# [What the task requires]
Every line of the records below that holds the word "selected" belongs in the answer.

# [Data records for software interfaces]
------------------------------------------------------------

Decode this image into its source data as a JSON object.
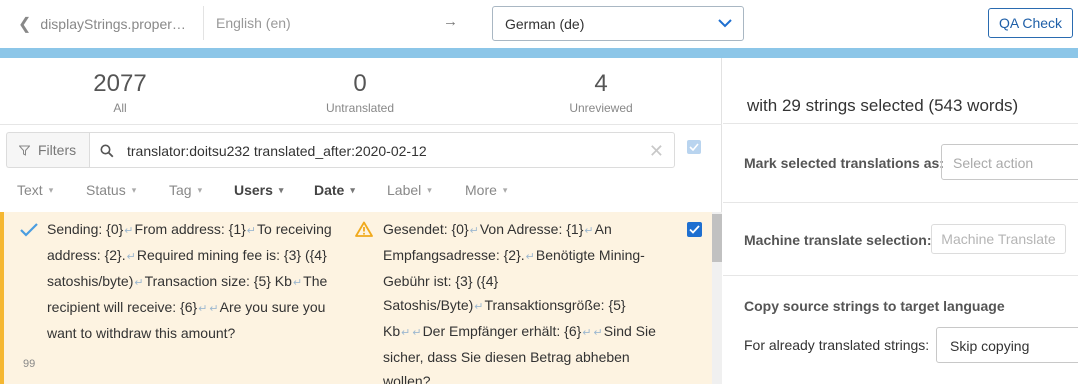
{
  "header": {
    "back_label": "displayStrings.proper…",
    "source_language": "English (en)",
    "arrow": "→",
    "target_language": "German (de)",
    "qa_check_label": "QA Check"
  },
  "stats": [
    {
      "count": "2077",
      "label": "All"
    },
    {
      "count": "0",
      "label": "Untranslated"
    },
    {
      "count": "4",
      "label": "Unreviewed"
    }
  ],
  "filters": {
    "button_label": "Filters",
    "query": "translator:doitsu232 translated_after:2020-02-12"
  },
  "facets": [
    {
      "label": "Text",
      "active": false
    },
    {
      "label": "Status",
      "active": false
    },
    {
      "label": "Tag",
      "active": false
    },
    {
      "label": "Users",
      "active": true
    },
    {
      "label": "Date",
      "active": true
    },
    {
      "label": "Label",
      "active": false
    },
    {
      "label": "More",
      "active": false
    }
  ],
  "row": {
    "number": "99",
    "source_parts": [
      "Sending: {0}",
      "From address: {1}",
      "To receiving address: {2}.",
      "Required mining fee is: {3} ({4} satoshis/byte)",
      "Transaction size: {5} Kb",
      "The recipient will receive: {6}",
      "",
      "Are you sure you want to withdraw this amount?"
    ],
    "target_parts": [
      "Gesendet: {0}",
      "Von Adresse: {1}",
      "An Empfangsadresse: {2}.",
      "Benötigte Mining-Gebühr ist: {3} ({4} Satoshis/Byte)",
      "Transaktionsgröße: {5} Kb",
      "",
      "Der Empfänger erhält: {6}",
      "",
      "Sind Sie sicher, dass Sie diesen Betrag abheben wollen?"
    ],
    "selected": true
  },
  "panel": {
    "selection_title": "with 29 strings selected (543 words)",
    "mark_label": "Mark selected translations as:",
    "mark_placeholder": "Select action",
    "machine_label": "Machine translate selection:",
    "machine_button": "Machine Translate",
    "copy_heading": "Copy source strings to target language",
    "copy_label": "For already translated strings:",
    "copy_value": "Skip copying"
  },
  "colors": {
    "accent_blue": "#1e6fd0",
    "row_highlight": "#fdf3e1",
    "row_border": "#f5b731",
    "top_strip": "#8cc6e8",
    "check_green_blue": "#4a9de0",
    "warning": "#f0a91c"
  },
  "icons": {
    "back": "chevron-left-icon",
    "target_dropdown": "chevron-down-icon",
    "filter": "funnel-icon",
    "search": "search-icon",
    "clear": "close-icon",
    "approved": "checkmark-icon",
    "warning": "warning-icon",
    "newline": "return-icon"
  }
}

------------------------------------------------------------

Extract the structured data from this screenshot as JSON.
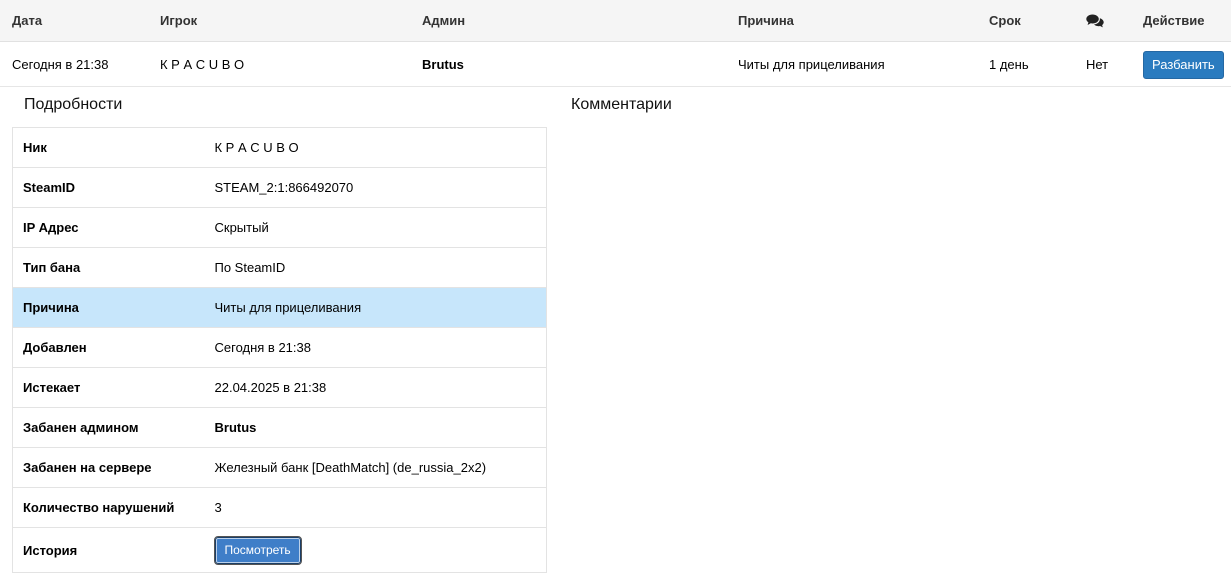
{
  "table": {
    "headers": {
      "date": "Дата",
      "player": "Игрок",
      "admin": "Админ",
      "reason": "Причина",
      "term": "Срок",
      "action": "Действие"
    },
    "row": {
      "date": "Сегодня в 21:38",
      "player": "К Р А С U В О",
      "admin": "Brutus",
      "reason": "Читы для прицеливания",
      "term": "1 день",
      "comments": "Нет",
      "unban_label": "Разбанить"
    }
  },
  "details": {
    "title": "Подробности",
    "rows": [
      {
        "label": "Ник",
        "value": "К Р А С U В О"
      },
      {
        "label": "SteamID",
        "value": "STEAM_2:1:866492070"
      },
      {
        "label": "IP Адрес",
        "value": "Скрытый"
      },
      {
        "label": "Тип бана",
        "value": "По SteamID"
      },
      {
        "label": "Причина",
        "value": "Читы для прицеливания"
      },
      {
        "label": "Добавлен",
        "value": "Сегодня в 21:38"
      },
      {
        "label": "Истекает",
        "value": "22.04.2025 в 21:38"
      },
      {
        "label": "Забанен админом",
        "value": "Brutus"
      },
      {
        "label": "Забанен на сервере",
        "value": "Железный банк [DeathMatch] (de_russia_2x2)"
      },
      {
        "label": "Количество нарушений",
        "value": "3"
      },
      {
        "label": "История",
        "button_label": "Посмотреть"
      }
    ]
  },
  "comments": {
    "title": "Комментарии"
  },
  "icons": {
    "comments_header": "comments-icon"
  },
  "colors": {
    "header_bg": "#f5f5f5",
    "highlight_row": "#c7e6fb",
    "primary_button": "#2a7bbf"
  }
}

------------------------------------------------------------

# [Result for this task]
    "selected": true
    "selection_title": "with 29 strings selected (543 words)",
    "mark_label": "Mark selected translations as:",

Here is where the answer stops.